━━ Given entries ━━

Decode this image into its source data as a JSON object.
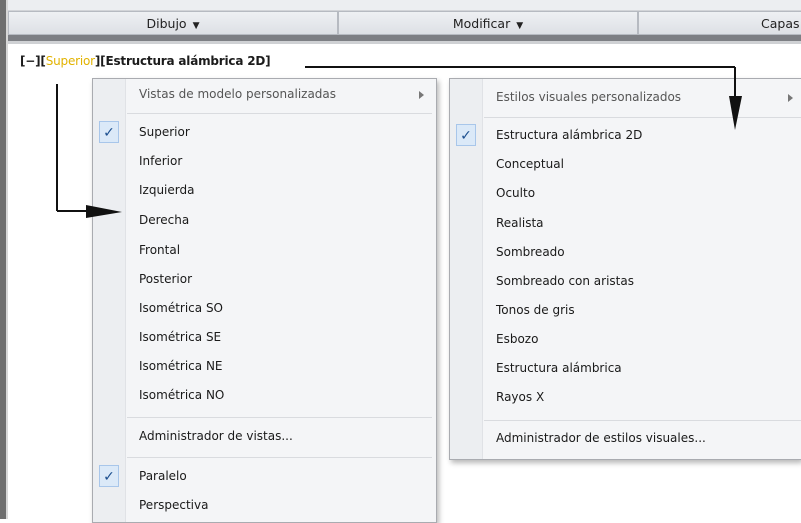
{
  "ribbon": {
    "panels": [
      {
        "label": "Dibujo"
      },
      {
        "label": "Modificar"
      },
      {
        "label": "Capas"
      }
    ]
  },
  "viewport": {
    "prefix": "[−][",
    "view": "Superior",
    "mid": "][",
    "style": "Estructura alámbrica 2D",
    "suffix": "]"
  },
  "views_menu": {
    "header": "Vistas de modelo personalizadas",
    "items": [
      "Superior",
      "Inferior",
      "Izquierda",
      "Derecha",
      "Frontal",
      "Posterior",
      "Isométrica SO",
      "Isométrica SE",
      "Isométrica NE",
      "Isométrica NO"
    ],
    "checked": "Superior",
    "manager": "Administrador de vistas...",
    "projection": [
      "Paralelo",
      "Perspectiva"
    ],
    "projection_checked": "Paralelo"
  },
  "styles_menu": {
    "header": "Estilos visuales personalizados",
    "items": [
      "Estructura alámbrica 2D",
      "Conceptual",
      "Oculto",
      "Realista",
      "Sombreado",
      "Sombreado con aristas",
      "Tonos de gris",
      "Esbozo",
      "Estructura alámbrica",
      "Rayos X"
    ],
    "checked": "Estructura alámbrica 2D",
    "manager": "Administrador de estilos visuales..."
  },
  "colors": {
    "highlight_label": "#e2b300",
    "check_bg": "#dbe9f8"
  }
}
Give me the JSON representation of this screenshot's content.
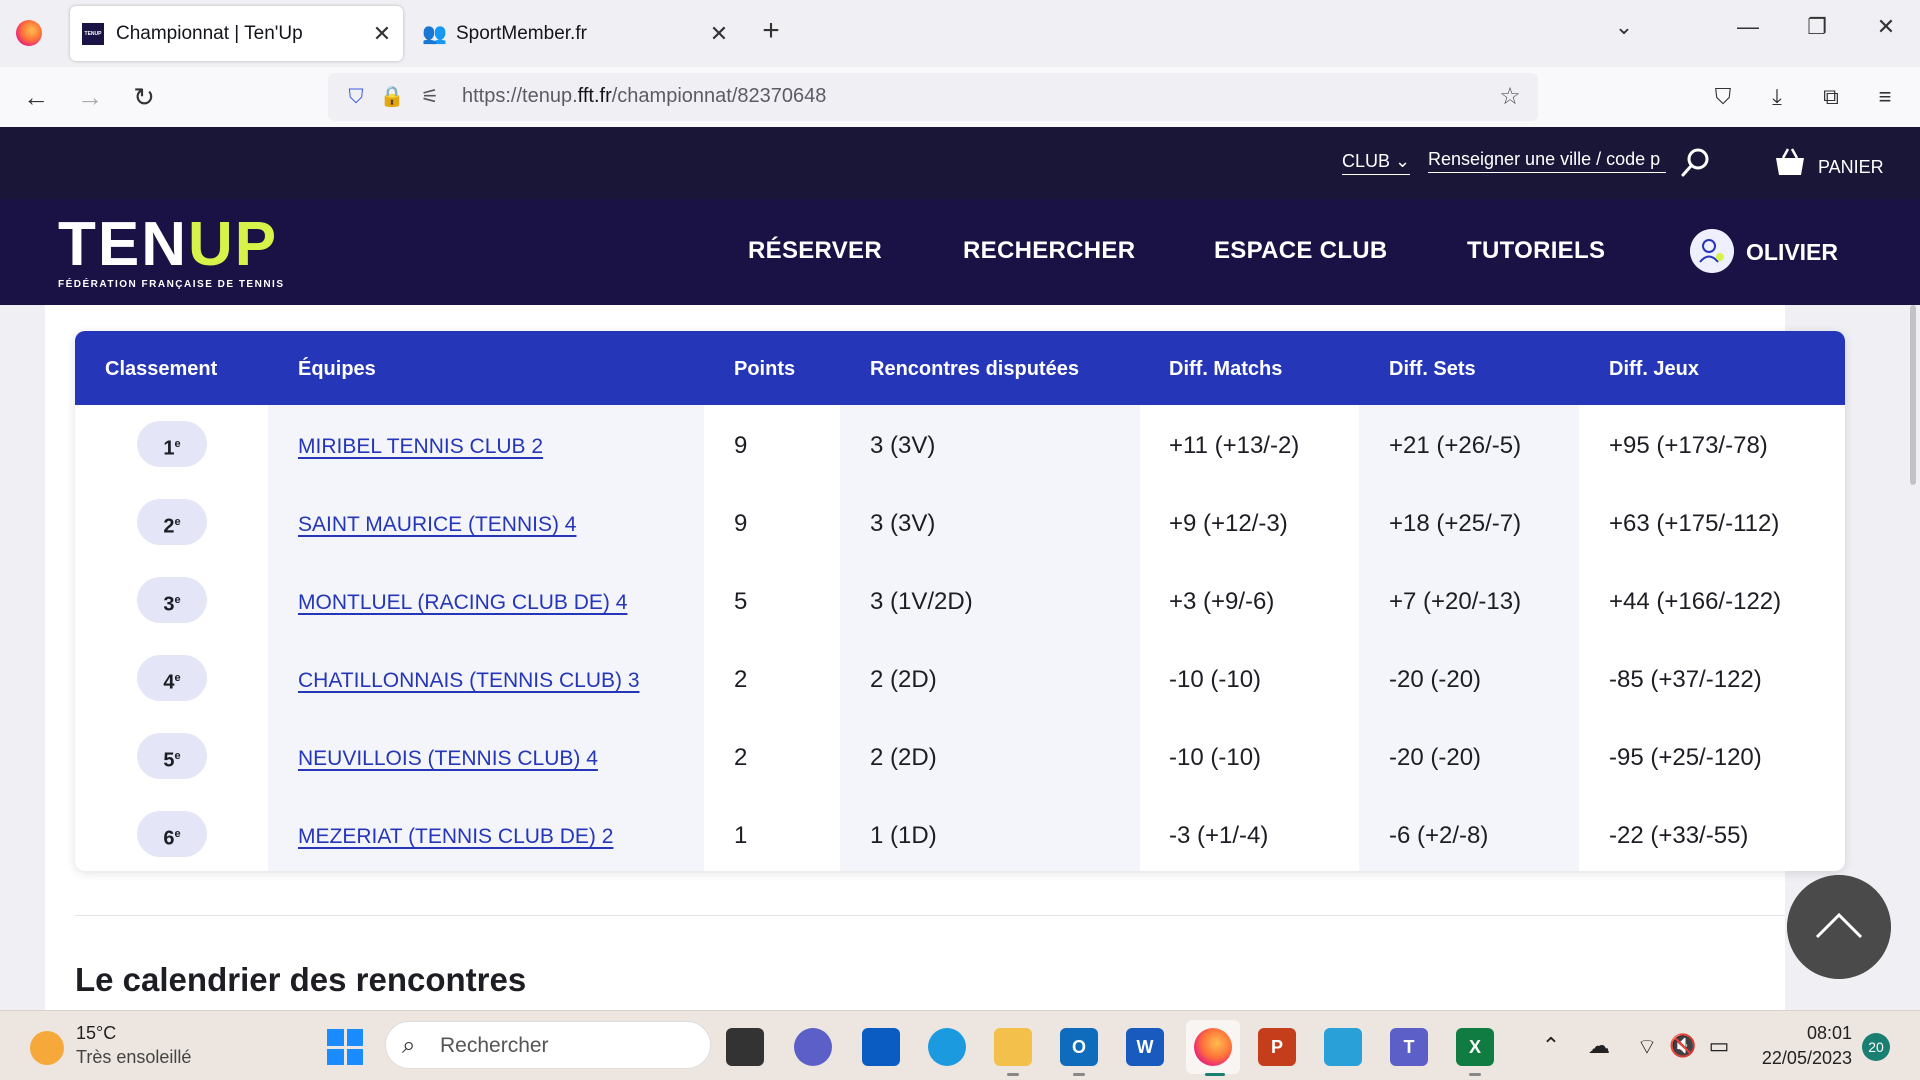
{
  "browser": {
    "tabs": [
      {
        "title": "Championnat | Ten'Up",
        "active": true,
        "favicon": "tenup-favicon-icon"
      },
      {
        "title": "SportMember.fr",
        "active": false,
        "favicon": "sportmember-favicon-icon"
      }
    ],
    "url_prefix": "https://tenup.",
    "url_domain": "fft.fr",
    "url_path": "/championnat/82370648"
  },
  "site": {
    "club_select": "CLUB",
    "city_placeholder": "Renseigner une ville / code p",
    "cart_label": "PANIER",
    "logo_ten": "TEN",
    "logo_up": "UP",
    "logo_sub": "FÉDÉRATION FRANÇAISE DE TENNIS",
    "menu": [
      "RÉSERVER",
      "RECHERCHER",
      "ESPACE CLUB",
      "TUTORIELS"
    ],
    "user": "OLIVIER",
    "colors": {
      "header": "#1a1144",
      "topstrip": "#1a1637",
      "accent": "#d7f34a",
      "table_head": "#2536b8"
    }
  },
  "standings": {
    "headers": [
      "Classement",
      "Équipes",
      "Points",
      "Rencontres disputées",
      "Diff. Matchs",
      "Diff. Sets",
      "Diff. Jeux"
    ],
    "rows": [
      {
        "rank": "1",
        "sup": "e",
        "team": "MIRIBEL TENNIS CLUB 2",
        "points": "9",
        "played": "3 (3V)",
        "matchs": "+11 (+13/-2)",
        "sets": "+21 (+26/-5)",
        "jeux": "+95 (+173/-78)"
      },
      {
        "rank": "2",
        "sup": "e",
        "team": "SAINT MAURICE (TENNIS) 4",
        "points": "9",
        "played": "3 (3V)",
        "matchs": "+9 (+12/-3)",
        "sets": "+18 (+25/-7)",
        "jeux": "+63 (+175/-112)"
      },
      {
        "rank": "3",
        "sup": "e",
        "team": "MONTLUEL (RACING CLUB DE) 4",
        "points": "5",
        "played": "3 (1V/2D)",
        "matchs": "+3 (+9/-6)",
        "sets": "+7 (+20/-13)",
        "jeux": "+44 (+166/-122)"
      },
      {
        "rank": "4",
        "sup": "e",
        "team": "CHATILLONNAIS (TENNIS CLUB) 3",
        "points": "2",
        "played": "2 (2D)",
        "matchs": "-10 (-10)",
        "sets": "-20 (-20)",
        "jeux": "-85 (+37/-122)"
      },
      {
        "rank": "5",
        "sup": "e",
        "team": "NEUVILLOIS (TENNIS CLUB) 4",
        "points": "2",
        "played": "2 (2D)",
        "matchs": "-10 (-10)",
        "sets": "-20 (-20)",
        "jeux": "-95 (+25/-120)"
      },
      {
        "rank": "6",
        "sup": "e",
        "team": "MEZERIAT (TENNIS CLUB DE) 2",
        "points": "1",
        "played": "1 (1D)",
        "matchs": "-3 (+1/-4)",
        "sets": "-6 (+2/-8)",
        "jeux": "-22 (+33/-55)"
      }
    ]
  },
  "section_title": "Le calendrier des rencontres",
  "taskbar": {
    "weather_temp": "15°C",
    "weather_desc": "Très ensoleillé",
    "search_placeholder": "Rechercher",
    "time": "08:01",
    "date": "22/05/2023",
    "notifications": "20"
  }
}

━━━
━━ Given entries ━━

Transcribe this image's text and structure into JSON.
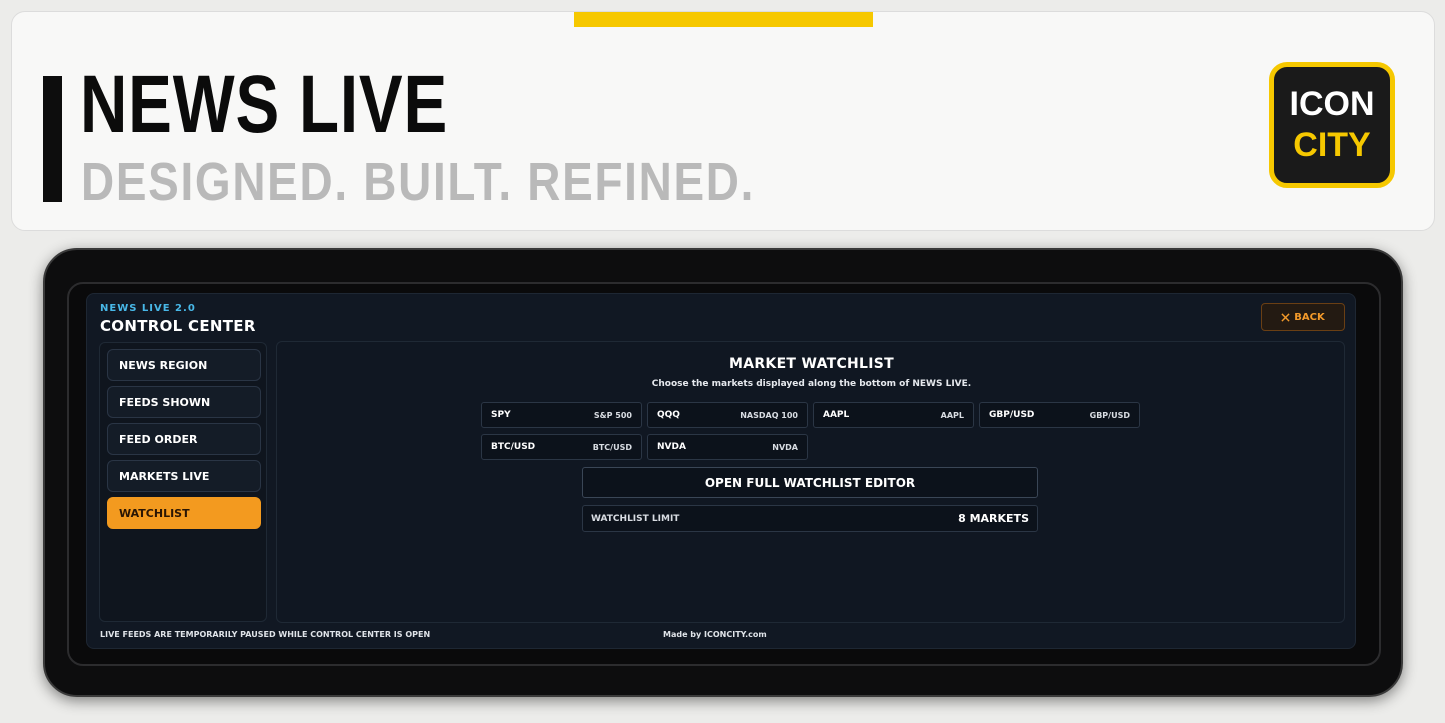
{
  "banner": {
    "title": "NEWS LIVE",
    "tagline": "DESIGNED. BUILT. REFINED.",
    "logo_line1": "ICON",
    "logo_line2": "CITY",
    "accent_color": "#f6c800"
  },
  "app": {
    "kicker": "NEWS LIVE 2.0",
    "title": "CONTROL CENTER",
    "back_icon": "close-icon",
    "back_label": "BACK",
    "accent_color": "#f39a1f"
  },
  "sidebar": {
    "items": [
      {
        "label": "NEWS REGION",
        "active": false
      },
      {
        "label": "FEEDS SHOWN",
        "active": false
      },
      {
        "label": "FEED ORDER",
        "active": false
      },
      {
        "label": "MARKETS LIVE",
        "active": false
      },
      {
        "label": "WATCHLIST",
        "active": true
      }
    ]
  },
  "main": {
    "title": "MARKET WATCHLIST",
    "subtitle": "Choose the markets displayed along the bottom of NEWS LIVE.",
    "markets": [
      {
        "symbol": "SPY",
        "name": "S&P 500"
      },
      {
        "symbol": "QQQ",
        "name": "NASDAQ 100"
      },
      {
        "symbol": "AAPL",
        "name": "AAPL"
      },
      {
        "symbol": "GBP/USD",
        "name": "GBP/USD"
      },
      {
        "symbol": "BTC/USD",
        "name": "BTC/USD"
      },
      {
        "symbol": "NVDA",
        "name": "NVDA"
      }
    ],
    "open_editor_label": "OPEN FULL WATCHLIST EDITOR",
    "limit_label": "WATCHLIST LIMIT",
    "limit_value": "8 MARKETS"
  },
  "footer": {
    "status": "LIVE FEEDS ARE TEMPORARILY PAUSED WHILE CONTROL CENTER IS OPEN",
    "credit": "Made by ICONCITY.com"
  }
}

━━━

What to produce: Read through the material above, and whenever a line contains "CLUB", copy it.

Task output:
    "club_select": "CLUB",
      "ESPACE CLUB",
        "team": "MIRIBEL TENNIS CLUB 2",
        "team": "MONTLUEL (RACING CLUB DE) 4",
        "team": "CHATILLONNAIS (TENNIS CLUB) 3",
        "team": "NEUVILLOIS (TENNIS CLUB) 4",
        "team": "MEZERIAT (TENNIS CLUB DE) 2",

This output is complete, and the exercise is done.